"With the opening of the cross-border high-speed railway and the Hong Kong-Zhuhai- Macau bridge, the growth rate in the number of tourists will certainly exceed the current rate of 20 per cent annually," Tien said.
Cheung said the government was also looking at ways in which the bus and rail systems could be integrated better.
A consultation had taken place on the development of more new railway lines, he added. The government was in the final stages of compiling its report, which would be released soon. After doing so, Cheung said, the government would begin conducting a first comprehensive study of the transport network since 1997.
The January report suggested visitor numbers could increase from 54.3 million last year to 70 million in 2017 and 100 million in 2023, fuelled largely by a growing number of mainland tourists and prompting concerns about the city's capacity to cope.

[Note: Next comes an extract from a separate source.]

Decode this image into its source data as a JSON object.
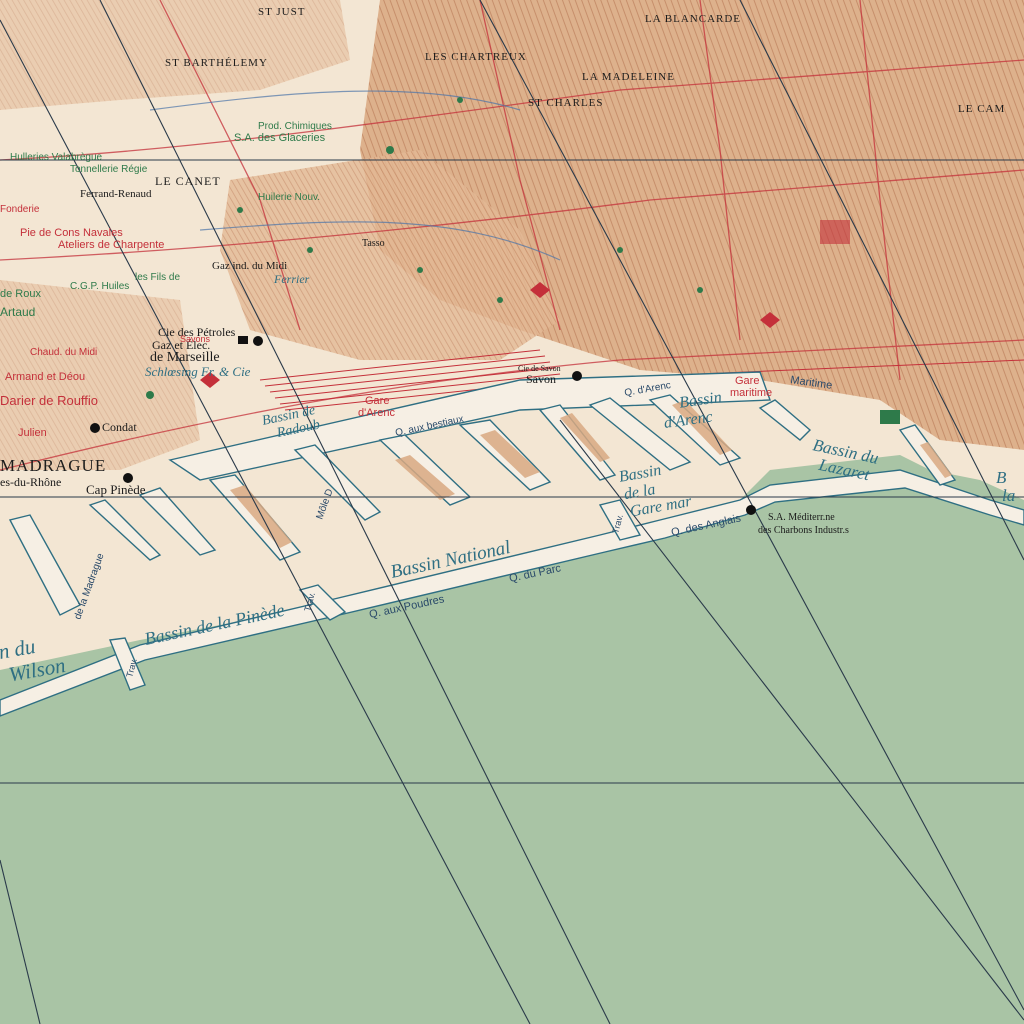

The MTR announced increased train frequencies on some lines on Tuesday, but says its signalling system is close to its maximum load, reducing its scope to add more services until a revamp begins in 2018.
Watch: Hong Kong's MTR during peak hours